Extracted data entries
....

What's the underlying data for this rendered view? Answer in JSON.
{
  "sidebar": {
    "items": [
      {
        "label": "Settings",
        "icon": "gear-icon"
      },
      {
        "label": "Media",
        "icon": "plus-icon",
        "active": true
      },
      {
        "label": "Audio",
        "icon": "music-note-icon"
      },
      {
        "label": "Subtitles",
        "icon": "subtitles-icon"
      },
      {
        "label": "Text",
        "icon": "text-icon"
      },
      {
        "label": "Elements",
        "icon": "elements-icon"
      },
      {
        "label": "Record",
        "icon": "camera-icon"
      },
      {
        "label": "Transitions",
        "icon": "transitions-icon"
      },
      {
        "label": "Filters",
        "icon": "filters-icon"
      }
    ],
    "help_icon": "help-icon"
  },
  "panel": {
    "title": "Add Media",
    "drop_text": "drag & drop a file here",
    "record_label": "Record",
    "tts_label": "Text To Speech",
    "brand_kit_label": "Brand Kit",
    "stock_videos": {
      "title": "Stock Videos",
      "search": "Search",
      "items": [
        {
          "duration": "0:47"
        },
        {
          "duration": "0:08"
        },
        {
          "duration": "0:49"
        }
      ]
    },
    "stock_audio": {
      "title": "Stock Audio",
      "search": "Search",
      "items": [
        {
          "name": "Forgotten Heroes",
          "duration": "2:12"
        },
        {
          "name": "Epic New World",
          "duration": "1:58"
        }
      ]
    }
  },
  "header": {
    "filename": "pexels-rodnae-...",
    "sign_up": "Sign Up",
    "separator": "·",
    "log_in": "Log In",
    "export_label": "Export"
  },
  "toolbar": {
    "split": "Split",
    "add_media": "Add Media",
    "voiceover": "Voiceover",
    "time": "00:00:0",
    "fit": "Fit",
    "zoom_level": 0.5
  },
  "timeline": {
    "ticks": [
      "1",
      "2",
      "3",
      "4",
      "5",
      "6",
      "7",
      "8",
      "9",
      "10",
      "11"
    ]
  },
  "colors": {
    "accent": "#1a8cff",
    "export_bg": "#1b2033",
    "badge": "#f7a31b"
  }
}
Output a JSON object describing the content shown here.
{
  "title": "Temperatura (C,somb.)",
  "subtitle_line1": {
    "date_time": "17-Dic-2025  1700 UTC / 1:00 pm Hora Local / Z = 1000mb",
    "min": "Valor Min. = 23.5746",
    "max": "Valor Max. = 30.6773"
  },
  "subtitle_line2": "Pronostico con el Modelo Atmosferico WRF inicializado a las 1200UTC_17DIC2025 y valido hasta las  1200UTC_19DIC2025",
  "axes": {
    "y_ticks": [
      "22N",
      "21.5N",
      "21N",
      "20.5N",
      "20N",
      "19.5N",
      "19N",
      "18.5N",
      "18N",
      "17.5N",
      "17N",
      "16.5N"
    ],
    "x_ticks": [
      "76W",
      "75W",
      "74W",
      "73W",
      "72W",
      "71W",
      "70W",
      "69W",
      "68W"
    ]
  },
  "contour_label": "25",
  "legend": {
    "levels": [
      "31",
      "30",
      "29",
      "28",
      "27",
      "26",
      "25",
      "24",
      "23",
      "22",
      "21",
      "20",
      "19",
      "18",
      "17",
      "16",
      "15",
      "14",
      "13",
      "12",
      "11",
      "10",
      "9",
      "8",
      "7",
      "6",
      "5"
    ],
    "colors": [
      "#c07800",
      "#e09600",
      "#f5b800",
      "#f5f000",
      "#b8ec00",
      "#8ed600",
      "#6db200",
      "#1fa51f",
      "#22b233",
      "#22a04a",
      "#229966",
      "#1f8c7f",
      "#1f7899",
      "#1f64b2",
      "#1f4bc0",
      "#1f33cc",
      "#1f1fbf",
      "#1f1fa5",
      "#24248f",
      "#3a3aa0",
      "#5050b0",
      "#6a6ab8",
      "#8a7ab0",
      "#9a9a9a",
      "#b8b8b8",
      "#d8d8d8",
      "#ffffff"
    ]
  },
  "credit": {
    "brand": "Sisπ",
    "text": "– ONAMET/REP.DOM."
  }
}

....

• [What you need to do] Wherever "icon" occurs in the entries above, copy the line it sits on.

• [Solution to this task]
        "icon": "gear-icon"
        "icon": "plus-icon",
        "icon": "music-note-icon"
        "icon": "subtitles-icon"
        "icon": "text-icon"
        "icon": "elements-icon"
        "icon": "camera-icon"
        "icon": "transitions-icon"
        "icon": "filters-icon"
    "help_icon": "help-icon"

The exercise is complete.